**How to complete this task:**
When you reach the records below, repeat each one exactly as written.

**Data in this exercise:**
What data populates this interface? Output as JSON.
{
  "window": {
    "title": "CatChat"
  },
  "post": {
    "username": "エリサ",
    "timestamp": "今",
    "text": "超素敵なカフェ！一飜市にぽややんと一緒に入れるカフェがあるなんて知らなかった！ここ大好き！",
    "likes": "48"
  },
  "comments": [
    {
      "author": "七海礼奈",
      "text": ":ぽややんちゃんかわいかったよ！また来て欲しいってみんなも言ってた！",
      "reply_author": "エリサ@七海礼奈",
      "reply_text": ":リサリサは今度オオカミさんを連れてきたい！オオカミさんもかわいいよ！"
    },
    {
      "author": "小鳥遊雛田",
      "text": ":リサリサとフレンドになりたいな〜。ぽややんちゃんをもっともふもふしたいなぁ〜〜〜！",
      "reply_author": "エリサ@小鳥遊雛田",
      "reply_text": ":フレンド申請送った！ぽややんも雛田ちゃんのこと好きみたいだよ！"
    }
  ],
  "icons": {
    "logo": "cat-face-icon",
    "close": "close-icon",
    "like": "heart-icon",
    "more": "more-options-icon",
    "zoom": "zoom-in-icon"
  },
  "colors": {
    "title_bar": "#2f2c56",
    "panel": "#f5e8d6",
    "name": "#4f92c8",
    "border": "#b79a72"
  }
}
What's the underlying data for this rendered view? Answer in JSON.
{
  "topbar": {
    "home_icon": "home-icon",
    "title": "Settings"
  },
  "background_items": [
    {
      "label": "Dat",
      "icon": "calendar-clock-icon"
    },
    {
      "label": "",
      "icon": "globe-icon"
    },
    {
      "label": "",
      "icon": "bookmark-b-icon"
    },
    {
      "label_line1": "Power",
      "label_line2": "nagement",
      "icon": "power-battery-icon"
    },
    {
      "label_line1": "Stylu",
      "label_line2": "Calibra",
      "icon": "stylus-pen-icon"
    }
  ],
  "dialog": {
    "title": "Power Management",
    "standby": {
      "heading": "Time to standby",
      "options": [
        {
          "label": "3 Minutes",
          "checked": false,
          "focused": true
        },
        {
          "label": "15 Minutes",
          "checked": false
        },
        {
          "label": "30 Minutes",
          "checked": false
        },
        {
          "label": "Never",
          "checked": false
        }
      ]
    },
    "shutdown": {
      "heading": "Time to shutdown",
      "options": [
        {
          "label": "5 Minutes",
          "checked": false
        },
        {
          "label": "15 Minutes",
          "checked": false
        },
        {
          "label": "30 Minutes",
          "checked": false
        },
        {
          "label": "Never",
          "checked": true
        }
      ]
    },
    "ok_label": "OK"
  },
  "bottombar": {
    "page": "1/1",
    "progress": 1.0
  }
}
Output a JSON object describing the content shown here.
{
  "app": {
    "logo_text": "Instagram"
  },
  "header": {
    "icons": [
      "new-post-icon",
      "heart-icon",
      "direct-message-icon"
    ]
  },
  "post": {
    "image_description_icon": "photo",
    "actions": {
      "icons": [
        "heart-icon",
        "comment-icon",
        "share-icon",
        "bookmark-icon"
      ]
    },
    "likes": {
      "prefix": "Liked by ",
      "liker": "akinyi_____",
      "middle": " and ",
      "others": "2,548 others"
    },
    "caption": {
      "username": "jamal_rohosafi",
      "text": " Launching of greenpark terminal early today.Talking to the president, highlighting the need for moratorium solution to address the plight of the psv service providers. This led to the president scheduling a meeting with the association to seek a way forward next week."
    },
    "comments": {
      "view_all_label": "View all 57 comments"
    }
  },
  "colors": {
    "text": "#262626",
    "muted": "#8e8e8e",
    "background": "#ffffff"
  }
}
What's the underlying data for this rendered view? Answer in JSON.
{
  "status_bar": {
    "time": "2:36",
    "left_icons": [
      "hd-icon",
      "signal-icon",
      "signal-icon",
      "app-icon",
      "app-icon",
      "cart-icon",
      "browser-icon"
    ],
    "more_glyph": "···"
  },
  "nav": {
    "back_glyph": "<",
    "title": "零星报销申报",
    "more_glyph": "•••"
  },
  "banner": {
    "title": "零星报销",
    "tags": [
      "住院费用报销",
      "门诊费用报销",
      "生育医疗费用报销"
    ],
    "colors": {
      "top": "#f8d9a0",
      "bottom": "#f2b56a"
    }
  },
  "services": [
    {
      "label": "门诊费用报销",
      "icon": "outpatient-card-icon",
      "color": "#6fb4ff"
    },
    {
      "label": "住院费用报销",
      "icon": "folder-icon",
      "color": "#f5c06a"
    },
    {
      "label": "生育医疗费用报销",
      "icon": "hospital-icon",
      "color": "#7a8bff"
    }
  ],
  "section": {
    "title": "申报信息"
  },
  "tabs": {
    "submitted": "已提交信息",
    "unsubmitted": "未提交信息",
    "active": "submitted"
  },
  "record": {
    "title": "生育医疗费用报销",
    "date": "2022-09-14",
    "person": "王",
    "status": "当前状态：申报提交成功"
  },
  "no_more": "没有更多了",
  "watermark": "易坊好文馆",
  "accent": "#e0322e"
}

**Solution to the problem:**
What data populates this interface? Output as JSON.
{
  "window": {
    "title": "CatChat"
  },
  "post": {
    "username": "エリサ",
    "timestamp": "今",
    "text": "超素敵なカフェ！一飜市にぽややんと一緒に入れるカフェがあるなんて知らなかった！ここ大好き！",
    "likes": "48"
  },
  "comments": [
    {
      "author": "七海礼奈",
      "text": ":ぽややんちゃんかわいかったよ！また来て欲しいってみんなも言ってた！",
      "reply_author": "エリサ@七海礼奈",
      "reply_text": ":リサリサは今度オオカミさんを連れてきたい！オオカミさんもかわいいよ！"
    },
    {
      "author": "小鳥遊雛田",
      "text": ":リサリサとフレンドになりたいな〜。ぽややんちゃんをもっともふもふしたいなぁ〜〜〜！",
      "reply_author": "エリサ@小鳥遊雛田",
      "reply_text": ":フレンド申請送った！ぽややんも雛田ちゃんのこと好きみたいだよ！"
    }
  ],
  "icons": {
    "logo": "cat-face-icon",
    "close": "close-icon",
    "like": "heart-icon",
    "more": "more-options-icon",
    "zoom": "zoom-in-icon"
  },
  "colors": {
    "title_bar": "#2f2c56",
    "panel": "#f5e8d6",
    "name": "#4f92c8",
    "border": "#b79a72"
  }
}
What's the underlying data for this rendered view? Answer in JSON.
{
  "topbar": {
    "home_icon": "home-icon",
    "title": "Settings"
  },
  "background_items": [
    {
      "label": "Dat",
      "icon": "calendar-clock-icon"
    },
    {
      "label": "",
      "icon": "globe-icon"
    },
    {
      "label": "",
      "icon": "bookmark-b-icon"
    },
    {
      "label_line1": "Power",
      "label_line2": "nagement",
      "icon": "power-battery-icon"
    },
    {
      "label_line1": "Stylu",
      "label_line2": "Calibra",
      "icon": "stylus-pen-icon"
    }
  ],
  "dialog": {
    "title": "Power Management",
    "standby": {
      "heading": "Time to standby",
      "options": [
        {
          "label": "3 Minutes",
          "checked": false,
          "focused": true
        },
        {
          "label": "15 Minutes",
          "checked": false
        },
        {
          "label": "30 Minutes",
          "checked": false
        },
        {
          "label": "Never",
          "checked": false
        }
      ]
    },
    "shutdown": {
      "heading": "Time to shutdown",
      "options": [
        {
          "label": "5 Minutes",
          "checked": false
        },
        {
          "label": "15 Minutes",
          "checked": false
        },
        {
          "label": "30 Minutes",
          "checked": false
        },
        {
          "label": "Never",
          "checked": true
        }
      ]
    },
    "ok_label": "OK"
  },
  "bottombar": {
    "page": "1/1",
    "progress": 1.0
  }
}
Output a JSON object describing the content shown here.
{
  "app": {
    "logo_text": "Instagram"
  },
  "header": {
    "icons": [
      "new-post-icon",
      "heart-icon",
      "direct-message-icon"
    ]
  },
  "post": {
    "image_description_icon": "photo",
    "actions": {
      "icons": [
        "heart-icon",
        "comment-icon",
        "share-icon",
        "bookmark-icon"
      ]
    },
    "likes": {
      "prefix": "Liked by ",
      "liker": "akinyi_____",
      "middle": " and ",
      "others": "2,548 others"
    },
    "caption": {
      "username": "jamal_rohosafi",
      "text": " Launching of greenpark terminal early today.Talking to the president, highlighting the need for moratorium solution to address the plight of the psv service providers. This led to the president scheduling a meeting with the association to seek a way forward next week."
    },
    "comments": {
      "view_all_label": "View all 57 comments"
    }
  },
  "colors": {
    "text": "#262626",
    "muted": "#8e8e8e",
    "background": "#ffffff"
  }
}
What's the underlying data for this rendered view? Answer in JSON.
{
  "status_bar": {
    "time": "2:36",
    "left_icons": [
      "hd-icon",
      "signal-icon",
      "signal-icon",
      "app-icon",
      "app-icon",
      "cart-icon",
      "browser-icon"
    ],
    "more_glyph": "···"
  },
  "nav": {
    "back_glyph": "<",
    "title": "零星报销申报",
    "more_glyph": "•••"
  },
  "banner": {
    "title": "零星报销",
    "tags": [
      "住院费用报销",
      "门诊费用报销",
      "生育医疗费用报销"
    ],
    "colors": {
      "top": "#f8d9a0",
      "bottom": "#f2b56a"
    }
  },
  "services": [
    {
      "label": "门诊费用报销",
      "icon": "outpatient-card-icon",
      "color": "#6fb4ff"
    },
    {
      "label": "住院费用报销",
      "icon": "folder-icon",
      "color": "#f5c06a"
    },
    {
      "label": "生育医疗费用报销",
      "icon": "hospital-icon",
      "color": "#7a8bff"
    }
  ],
  "section": {
    "title": "申报信息"
  },
  "tabs": {
    "submitted": "已提交信息",
    "unsubmitted": "未提交信息",
    "active": "submitted"
  },
  "record": {
    "title": "生育医疗费用报销",
    "date": "2022-09-14",
    "person": "王",
    "status": "当前状态：申报提交成功"
  },
  "no_more": "没有更多了",
  "watermark": "易坊好文馆",
  "accent": "#e0322e"
}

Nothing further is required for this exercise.